- [Task brief]:
Return every line from the records below that has the word "resort".

- [Available records]:
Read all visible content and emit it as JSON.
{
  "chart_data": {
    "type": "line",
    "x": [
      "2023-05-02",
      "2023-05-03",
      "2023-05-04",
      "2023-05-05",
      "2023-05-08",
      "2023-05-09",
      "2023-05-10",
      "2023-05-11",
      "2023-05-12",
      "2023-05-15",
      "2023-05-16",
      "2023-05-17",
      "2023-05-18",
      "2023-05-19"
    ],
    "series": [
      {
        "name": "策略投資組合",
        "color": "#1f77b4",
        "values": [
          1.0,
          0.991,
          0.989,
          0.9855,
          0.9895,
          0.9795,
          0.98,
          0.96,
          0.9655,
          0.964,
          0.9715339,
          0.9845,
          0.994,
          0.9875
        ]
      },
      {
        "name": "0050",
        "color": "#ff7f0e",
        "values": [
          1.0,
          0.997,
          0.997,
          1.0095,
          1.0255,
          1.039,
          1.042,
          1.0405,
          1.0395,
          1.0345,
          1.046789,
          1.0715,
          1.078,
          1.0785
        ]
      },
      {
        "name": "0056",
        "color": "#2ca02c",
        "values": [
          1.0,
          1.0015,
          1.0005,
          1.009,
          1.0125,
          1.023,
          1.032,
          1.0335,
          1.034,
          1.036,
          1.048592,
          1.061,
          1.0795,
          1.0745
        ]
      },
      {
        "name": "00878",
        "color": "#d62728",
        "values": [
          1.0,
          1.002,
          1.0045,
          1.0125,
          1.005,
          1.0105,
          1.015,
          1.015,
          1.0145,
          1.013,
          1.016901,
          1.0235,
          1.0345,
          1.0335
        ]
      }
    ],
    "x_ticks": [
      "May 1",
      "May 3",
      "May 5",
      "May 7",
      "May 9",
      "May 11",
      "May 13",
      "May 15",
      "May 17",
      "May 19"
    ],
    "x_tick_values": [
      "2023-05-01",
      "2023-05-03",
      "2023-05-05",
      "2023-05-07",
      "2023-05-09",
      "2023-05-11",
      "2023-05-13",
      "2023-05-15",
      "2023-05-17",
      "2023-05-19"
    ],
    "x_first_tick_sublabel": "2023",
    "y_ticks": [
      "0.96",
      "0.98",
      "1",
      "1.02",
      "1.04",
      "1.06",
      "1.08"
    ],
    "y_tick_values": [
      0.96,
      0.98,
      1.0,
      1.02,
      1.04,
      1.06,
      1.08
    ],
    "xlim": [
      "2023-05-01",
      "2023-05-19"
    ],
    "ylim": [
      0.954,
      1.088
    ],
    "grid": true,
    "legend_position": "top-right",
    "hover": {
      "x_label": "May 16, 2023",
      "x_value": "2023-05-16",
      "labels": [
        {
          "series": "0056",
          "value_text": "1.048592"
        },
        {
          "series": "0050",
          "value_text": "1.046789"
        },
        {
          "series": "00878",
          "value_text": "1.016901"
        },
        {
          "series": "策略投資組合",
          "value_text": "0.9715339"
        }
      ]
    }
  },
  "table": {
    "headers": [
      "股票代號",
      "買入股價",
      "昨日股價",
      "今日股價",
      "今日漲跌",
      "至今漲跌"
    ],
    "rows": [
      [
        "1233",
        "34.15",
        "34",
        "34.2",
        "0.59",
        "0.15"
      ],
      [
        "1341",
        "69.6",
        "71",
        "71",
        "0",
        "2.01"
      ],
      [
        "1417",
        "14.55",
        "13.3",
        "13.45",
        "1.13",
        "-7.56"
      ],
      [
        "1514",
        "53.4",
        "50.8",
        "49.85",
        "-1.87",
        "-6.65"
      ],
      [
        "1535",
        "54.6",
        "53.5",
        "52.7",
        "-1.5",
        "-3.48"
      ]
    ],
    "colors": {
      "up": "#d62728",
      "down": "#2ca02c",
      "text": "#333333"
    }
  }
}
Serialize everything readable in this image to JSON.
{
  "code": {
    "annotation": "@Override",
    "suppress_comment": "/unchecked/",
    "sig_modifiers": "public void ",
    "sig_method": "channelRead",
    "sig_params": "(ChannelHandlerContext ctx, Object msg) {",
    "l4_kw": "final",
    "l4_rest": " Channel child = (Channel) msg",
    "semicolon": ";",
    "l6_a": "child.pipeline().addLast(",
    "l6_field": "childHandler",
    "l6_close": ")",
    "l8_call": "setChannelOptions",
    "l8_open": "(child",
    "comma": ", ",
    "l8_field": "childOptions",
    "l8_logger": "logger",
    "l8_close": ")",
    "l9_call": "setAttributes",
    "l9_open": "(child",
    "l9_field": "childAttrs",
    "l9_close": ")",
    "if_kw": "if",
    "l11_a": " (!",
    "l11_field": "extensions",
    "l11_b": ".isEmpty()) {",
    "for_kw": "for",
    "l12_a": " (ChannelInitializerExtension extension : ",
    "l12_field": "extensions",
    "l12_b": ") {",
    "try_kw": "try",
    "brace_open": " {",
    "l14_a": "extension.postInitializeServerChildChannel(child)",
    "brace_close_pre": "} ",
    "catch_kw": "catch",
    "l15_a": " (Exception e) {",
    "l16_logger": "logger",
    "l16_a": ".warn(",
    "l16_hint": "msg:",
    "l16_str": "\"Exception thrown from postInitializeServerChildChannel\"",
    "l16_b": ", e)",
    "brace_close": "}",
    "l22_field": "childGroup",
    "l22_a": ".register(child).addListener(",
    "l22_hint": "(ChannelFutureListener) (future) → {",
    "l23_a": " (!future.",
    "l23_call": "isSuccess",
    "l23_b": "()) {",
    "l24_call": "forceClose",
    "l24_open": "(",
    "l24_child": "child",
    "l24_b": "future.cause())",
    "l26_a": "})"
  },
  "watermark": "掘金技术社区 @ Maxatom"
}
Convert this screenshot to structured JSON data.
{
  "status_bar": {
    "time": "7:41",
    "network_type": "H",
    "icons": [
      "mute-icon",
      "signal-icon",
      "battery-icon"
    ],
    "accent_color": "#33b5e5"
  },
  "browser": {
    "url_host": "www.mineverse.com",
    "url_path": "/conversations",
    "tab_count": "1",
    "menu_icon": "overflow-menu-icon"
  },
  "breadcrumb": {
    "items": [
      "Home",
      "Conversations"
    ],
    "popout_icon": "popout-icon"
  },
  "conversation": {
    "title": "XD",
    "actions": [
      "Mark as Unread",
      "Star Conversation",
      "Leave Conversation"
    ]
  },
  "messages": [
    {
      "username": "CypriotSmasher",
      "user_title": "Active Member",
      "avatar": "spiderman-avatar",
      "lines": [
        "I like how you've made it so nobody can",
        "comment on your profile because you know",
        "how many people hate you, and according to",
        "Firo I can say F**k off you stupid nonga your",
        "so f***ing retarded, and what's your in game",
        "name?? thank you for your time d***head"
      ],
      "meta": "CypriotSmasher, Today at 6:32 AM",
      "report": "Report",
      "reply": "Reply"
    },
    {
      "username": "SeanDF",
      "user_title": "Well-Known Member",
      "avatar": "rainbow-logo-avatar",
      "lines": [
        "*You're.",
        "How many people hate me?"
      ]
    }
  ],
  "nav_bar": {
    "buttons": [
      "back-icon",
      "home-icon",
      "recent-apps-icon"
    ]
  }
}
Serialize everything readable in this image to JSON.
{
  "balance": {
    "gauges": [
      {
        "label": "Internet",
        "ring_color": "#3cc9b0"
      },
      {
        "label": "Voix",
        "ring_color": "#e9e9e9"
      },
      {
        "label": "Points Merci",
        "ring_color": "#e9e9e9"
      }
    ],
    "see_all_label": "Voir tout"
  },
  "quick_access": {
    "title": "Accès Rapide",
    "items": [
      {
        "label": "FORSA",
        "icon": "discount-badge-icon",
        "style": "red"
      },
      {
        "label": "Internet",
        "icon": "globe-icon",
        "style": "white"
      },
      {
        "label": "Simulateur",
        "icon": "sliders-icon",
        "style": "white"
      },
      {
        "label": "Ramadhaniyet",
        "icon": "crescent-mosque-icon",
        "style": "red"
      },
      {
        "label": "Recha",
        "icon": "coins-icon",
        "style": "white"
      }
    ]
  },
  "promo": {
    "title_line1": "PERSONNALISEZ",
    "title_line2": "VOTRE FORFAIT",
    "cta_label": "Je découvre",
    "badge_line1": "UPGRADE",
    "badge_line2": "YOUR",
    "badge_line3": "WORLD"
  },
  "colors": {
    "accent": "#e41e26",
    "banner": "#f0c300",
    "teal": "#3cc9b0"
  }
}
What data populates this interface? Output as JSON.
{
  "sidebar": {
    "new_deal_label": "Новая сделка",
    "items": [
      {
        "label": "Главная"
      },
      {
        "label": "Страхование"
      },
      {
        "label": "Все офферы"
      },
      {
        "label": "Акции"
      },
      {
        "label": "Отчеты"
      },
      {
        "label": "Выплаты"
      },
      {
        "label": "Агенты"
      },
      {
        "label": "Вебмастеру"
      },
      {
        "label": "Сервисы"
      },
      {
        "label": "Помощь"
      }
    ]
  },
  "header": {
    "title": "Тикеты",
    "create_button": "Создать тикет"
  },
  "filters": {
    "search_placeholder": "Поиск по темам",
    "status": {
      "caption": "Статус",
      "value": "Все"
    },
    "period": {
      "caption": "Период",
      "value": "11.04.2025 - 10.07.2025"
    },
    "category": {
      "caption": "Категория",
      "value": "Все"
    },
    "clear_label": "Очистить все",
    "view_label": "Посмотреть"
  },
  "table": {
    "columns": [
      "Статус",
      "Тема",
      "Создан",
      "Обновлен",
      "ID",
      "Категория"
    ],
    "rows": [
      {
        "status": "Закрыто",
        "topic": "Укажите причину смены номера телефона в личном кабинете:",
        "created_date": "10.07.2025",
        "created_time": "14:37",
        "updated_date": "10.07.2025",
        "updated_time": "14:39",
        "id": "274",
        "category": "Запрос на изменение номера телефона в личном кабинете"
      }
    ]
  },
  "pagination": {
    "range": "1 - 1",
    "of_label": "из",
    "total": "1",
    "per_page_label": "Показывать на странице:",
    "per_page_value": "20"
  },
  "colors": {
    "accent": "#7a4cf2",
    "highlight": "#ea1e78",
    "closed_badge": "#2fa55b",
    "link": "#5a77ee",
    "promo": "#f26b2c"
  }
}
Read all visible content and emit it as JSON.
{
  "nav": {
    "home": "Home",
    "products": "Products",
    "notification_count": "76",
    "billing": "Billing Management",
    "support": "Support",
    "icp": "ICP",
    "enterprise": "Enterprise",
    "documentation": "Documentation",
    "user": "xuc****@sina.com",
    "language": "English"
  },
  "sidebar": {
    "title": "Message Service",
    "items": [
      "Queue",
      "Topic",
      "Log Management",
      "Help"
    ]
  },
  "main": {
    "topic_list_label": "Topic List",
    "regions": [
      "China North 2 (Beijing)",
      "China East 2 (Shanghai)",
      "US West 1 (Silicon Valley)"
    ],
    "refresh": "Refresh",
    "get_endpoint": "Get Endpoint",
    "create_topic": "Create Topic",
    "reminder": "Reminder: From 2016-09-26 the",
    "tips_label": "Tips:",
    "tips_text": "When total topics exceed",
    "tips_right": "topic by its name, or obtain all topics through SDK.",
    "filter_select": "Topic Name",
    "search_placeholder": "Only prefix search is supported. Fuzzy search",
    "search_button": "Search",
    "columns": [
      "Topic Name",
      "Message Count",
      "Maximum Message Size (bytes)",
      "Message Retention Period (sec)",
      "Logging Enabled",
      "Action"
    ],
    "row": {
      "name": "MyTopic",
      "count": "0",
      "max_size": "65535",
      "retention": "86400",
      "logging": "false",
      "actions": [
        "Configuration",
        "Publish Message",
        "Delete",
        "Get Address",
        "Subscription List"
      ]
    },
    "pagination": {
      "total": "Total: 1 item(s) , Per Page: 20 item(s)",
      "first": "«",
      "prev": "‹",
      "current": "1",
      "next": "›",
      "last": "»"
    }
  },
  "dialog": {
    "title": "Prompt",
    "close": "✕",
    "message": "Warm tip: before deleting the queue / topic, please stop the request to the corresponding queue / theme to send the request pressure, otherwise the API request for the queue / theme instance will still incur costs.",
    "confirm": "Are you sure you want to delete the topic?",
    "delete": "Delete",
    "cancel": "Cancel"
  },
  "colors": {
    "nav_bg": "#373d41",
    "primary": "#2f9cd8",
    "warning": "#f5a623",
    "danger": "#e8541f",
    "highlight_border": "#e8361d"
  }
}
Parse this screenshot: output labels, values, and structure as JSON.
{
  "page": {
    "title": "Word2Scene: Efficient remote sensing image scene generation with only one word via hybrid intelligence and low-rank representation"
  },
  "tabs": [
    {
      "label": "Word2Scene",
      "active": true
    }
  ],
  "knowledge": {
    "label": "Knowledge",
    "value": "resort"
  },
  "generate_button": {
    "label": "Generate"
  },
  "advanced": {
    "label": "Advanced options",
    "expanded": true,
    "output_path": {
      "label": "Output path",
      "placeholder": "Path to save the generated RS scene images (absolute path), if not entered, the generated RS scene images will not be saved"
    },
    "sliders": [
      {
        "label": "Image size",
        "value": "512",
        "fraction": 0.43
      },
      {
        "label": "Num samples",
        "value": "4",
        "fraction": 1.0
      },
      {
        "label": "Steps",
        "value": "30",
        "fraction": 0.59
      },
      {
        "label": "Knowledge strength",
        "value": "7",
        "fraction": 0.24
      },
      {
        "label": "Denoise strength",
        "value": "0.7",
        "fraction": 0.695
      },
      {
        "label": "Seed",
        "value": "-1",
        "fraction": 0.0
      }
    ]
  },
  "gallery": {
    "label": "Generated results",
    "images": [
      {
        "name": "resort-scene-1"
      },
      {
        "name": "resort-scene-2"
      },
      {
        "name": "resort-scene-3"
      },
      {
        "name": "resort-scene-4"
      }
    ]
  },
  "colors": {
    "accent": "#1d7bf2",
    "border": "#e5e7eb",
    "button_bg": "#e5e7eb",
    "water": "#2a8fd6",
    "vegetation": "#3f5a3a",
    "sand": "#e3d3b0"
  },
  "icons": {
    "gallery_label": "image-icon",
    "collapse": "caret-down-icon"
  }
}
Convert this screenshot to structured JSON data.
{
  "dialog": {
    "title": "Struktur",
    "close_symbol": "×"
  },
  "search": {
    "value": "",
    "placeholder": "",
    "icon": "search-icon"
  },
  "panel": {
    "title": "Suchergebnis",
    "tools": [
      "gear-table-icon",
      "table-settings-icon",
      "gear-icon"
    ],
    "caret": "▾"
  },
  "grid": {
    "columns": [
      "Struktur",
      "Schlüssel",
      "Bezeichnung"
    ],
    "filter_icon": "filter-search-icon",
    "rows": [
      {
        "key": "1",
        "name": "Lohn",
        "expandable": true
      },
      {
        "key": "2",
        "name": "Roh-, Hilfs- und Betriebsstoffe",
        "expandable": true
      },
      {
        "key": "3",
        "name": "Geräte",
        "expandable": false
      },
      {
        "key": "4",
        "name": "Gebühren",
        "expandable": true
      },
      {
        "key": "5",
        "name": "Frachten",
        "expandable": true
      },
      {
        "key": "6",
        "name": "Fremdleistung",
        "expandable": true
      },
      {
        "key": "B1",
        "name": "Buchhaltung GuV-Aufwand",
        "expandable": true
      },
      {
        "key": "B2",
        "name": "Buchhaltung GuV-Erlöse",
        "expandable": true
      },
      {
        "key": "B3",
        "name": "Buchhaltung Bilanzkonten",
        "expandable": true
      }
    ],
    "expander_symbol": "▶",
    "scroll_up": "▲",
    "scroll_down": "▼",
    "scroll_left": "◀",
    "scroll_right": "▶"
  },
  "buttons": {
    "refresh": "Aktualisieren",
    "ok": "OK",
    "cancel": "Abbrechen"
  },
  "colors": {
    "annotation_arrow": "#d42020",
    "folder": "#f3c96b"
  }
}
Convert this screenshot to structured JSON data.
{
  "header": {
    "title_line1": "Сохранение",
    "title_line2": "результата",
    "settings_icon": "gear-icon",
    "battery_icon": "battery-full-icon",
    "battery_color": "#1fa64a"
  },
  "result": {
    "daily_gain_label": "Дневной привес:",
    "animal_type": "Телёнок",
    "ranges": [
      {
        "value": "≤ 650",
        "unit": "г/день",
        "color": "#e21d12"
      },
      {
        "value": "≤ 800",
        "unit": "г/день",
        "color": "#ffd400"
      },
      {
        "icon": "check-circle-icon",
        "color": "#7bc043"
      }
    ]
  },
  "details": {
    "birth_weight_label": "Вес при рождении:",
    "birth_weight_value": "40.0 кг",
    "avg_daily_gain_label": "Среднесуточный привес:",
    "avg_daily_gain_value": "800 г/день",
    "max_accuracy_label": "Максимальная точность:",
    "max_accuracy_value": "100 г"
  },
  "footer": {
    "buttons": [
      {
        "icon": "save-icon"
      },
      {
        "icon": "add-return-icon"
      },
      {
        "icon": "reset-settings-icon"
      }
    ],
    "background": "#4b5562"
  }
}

- [Written answer]:
    "value": "resort"
        "name": "resort-scene-1"
        "name": "resort-scene-2"
        "name": "resort-scene-3"
        "name": "resort-scene-4"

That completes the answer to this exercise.